Print only the lines from the one with "Give me the" through the end of the data, exactly, and please omit pictures.

Website and app data records
============

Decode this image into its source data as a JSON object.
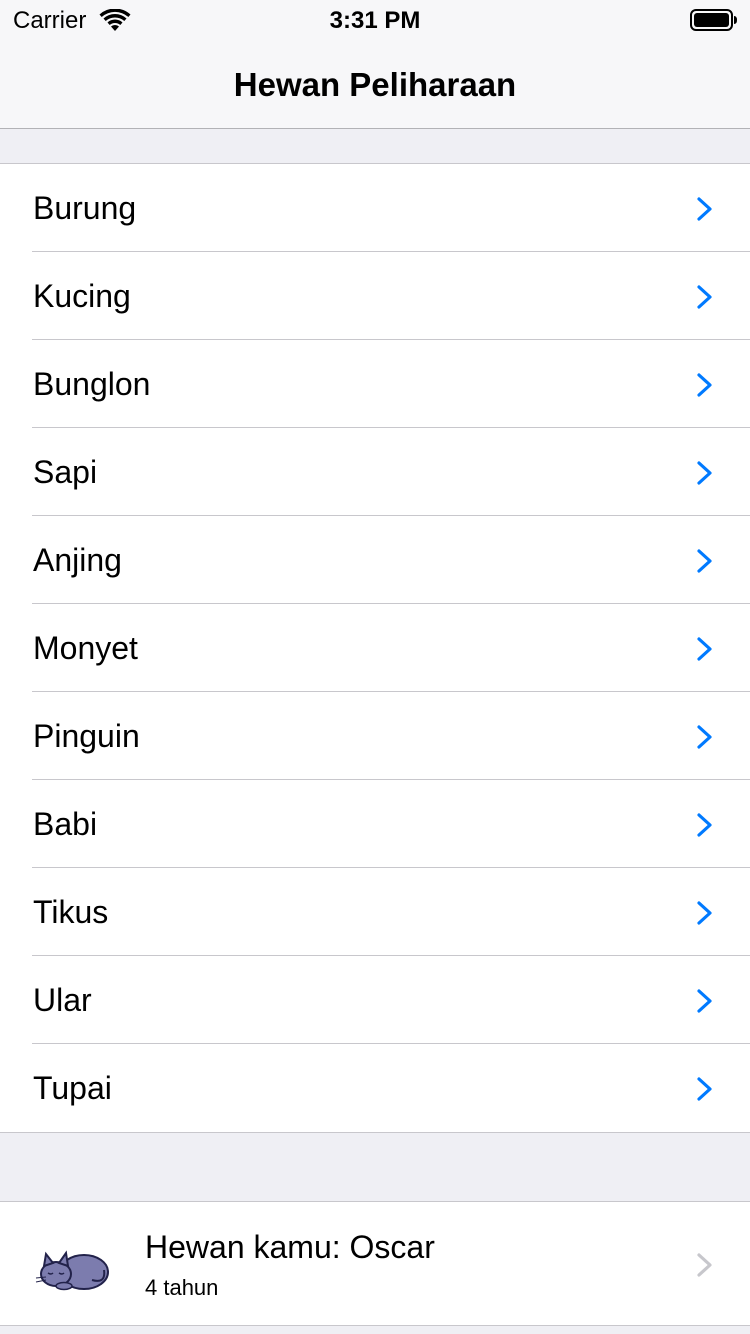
{
  "status_bar": {
    "carrier": "Carrier",
    "time": "3:31 PM",
    "wifi_icon": "wifi-icon",
    "battery_icon": "battery-icon"
  },
  "nav": {
    "title": "Hewan Peliharaan"
  },
  "animals": [
    {
      "label": "Burung"
    },
    {
      "label": "Kucing"
    },
    {
      "label": "Bunglon"
    },
    {
      "label": "Sapi"
    },
    {
      "label": "Anjing"
    },
    {
      "label": "Monyet"
    },
    {
      "label": "Pinguin"
    },
    {
      "label": "Babi"
    },
    {
      "label": "Tikus"
    },
    {
      "label": "Ular"
    },
    {
      "label": "Tupai"
    }
  ],
  "your_pet": {
    "title": "Hewan kamu: Oscar",
    "subtitle": "4 tahun",
    "icon": "cat-icon"
  },
  "colors": {
    "accent": "#007aff",
    "chevron_disabled": "#c7c7cc",
    "background": "#efeff4",
    "separator": "#c8c7cc"
  }
}
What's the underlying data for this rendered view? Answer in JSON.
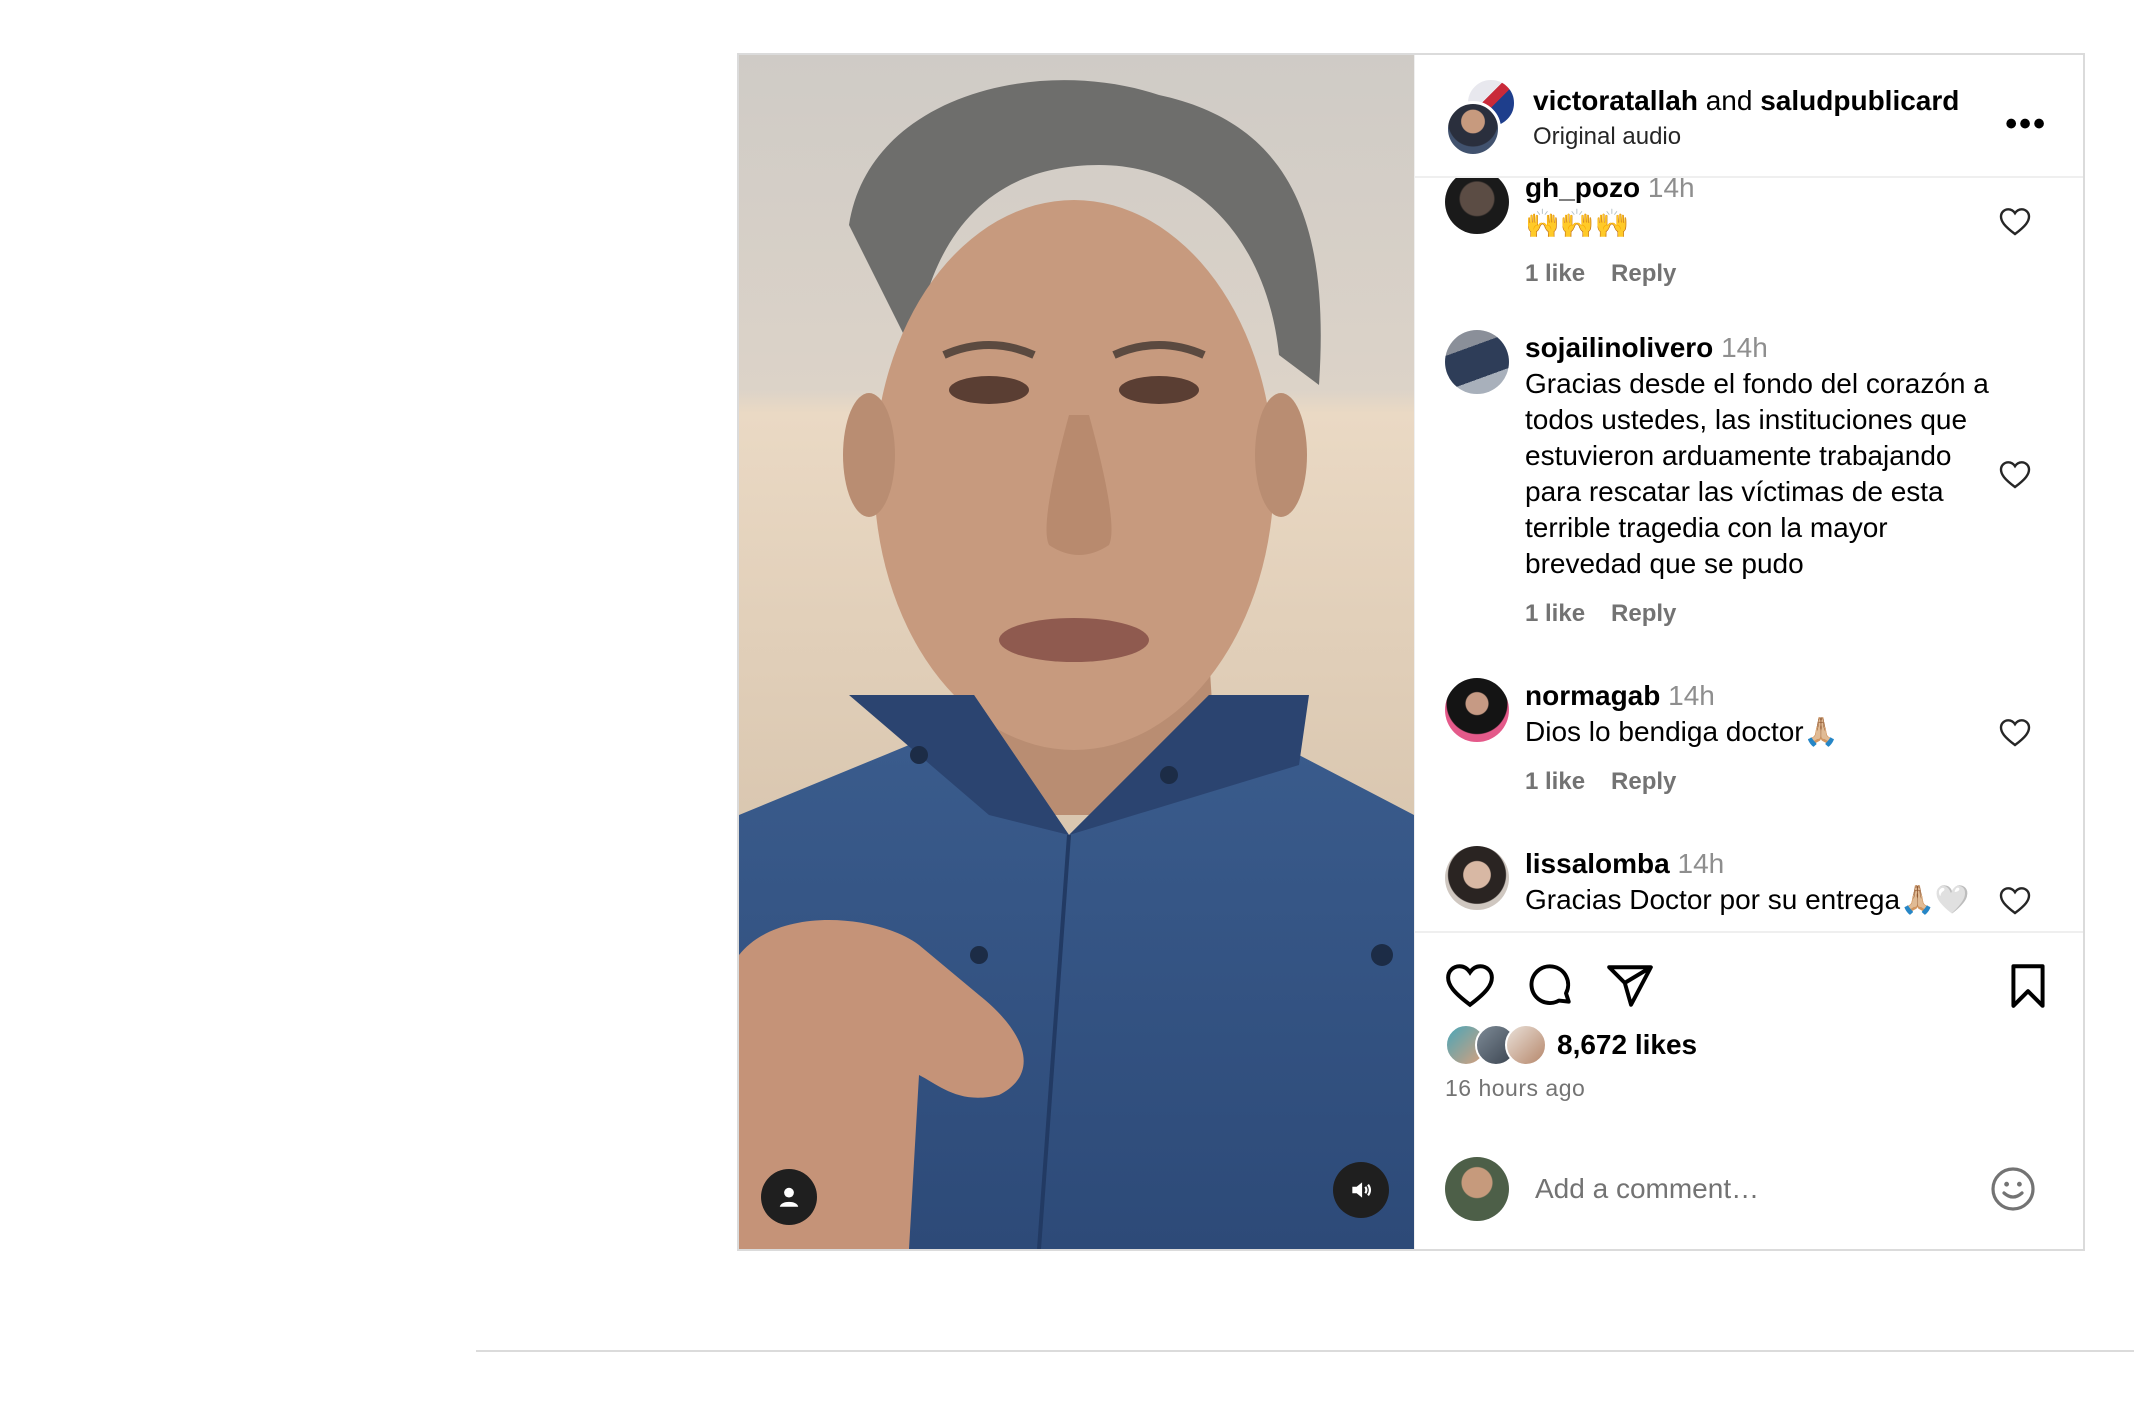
{
  "header": {
    "user1": "victoratallah",
    "joiner": "and",
    "user2": "saludpublicard",
    "audio": "Original audio"
  },
  "comments": [
    {
      "user": "gh_pozo",
      "time": "14h",
      "text": "🙌🙌🙌",
      "likes": "1 like",
      "reply": "Reply"
    },
    {
      "user": "sojailinolivero",
      "time": "14h",
      "text": "Gracias desde el fondo del corazón a todos ustedes, las instituciones que estuvieron arduamente trabajando para rescatar las víctimas de esta terrible tragedia con la mayor brevedad que se pudo",
      "likes": "1 like",
      "reply": "Reply"
    },
    {
      "user": "normagab",
      "time": "14h",
      "text": "Dios lo bendiga doctor🙏🏼",
      "likes": "1 like",
      "reply": "Reply"
    },
    {
      "user": "lissalomba",
      "time": "14h",
      "text": "Gracias Doctor por su entrega🙏🏼🤍"
    }
  ],
  "post": {
    "likes": "8,672 likes",
    "time_ago": "16 hours ago"
  },
  "composer": {
    "placeholder": "Add a comment…"
  },
  "icons": {
    "more": "more-options-icon",
    "like": "heart-icon",
    "comment": "comment-icon",
    "share": "share-icon",
    "save": "bookmark-icon",
    "emoji": "emoji-icon",
    "tags": "user-tag-icon",
    "audio": "speaker-icon"
  },
  "colors": {
    "text": "#000000",
    "muted": "#737373",
    "border": "#dbdbdb"
  }
}
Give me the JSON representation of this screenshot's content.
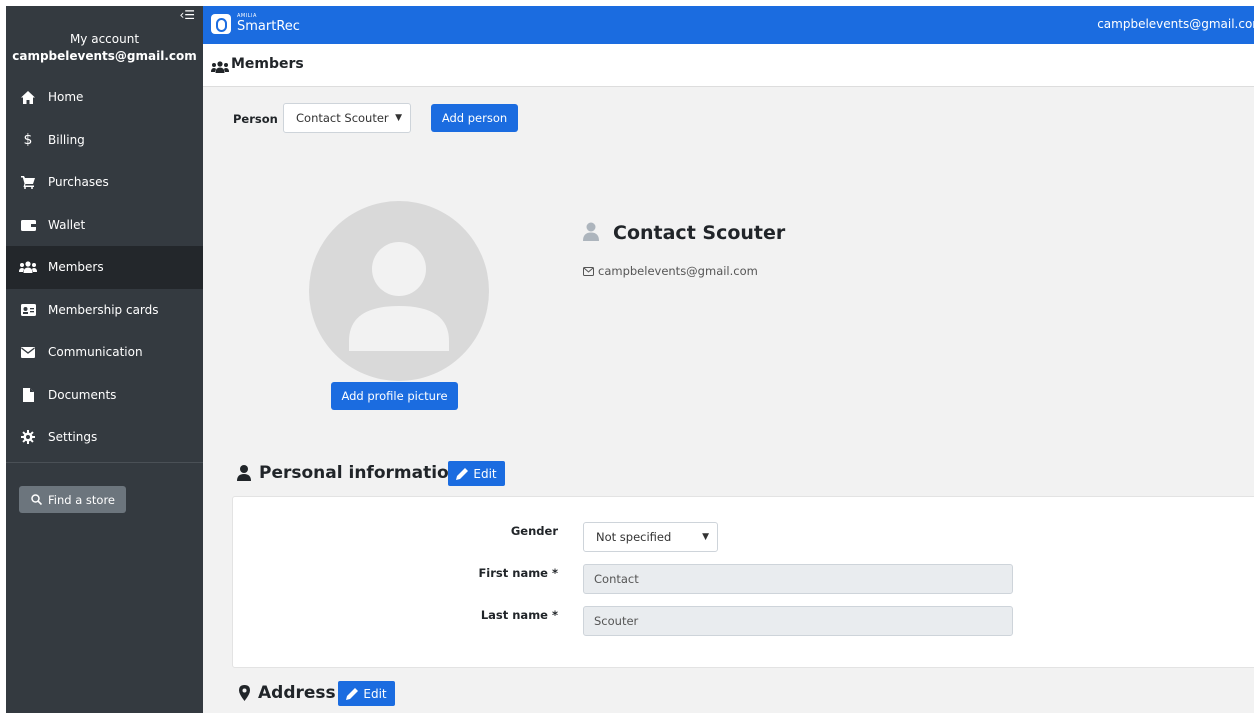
{
  "sidebar": {
    "account_title": "My account",
    "account_email": "campbelevents@gmail.com",
    "items": [
      {
        "label": "Home",
        "icon": "home-icon"
      },
      {
        "label": "Billing",
        "icon": "dollar-icon"
      },
      {
        "label": "Purchases",
        "icon": "cart-icon"
      },
      {
        "label": "Wallet",
        "icon": "wallet-icon"
      },
      {
        "label": "Members",
        "icon": "users-icon",
        "active": true
      },
      {
        "label": "Membership cards",
        "icon": "id-card-icon"
      },
      {
        "label": "Communication",
        "icon": "envelope-icon"
      },
      {
        "label": "Documents",
        "icon": "file-icon"
      },
      {
        "label": "Settings",
        "icon": "gear-icon"
      }
    ],
    "find_store_label": "Find a store"
  },
  "topbar": {
    "brand_small": "AMILIA",
    "brand": "SmartRec",
    "user": "campbelevents@gmail.com"
  },
  "page": {
    "title": "Members"
  },
  "person_select": {
    "label": "Person",
    "value": "Contact Scouter"
  },
  "add_person_label": "Add person",
  "profile": {
    "name": "Contact Scouter",
    "email": "campbelevents@gmail.com",
    "add_picture_label": "Add profile picture"
  },
  "personal_info": {
    "title": "Personal information",
    "edit_label": "Edit",
    "gender_label": "Gender",
    "gender_value": "Not specified",
    "first_name_label": "First name *",
    "first_name_value": "Contact",
    "last_name_label": "Last name *",
    "last_name_value": "Scouter"
  },
  "address": {
    "title": "Address",
    "edit_label": "Edit"
  },
  "colors": {
    "primary": "#1b6ce0",
    "sidebar": "#343a40",
    "sidebar_active": "#23272b"
  }
}
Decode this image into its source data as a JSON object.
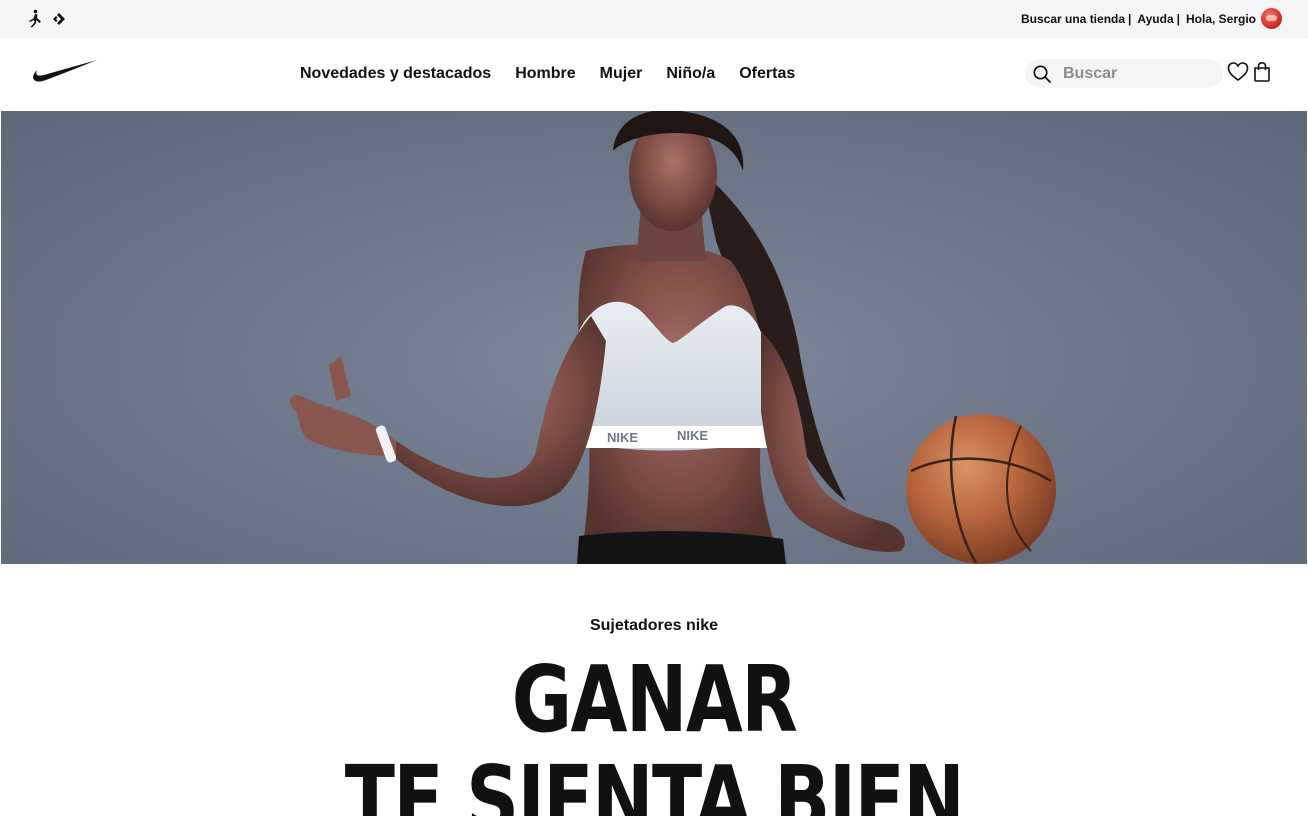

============

The completed task:
Give me the JSON representation of this screenshot's content.
{
  "sidebar": {
    "account_title": "My account",
    "account_email": "campbelevents@gmail.com",
    "items": [
      {
        "label": "Home",
        "icon": "home-icon"
      },
      {
        "label": "Billing",
        "icon": "dollar-icon"
      },
      {
        "label": "Purchases",
        "icon": "cart-icon"
      },
      {
        "label": "Wallet",
        "icon": "wallet-icon"
      },
      {
        "label": "Members",
        "icon": "users-icon",
        "active": true
      },
      {
        "label": "Membership cards",
        "icon": "id-card-icon"
      },
      {
        "label": "Communication",
        "icon": "envelope-icon"
      },
      {
        "label": "Documents",
        "icon": "file-icon"
      },
      {
        "label": "Settings",
        "icon": "gear-icon"
      }
    ],
    "find_store_label": "Find a store"
  },
  "topbar": {
    "brand_small": "AMILIA",
    "brand": "SmartRec",
    "user": "campbelevents@gmail.com"
  },
  "page": {
    "title": "Members"
  },
  "person_select": {
    "label": "Person",
    "value": "Contact Scouter"
  },
  "add_person_label": "Add person",
  "profile": {
    "name": "Contact Scouter",
    "email": "campbelevents@gmail.com",
    "add_picture_label": "Add profile picture"
  },
  "personal_info": {
    "title": "Personal information",
    "edit_label": "Edit",
    "gender_label": "Gender",
    "gender_value": "Not specified",
    "first_name_label": "First name *",
    "first_name_value": "Contact",
    "last_name_label": "Last name *",
    "last_name_value": "Scouter"
  },
  "address": {
    "title": "Address",
    "edit_label": "Edit"
  },
  "colors": {
    "primary": "#1b6ce0",
    "sidebar": "#343a40",
    "sidebar_active": "#23272b"
  }
}
Decode this image into its source data as a JSON object.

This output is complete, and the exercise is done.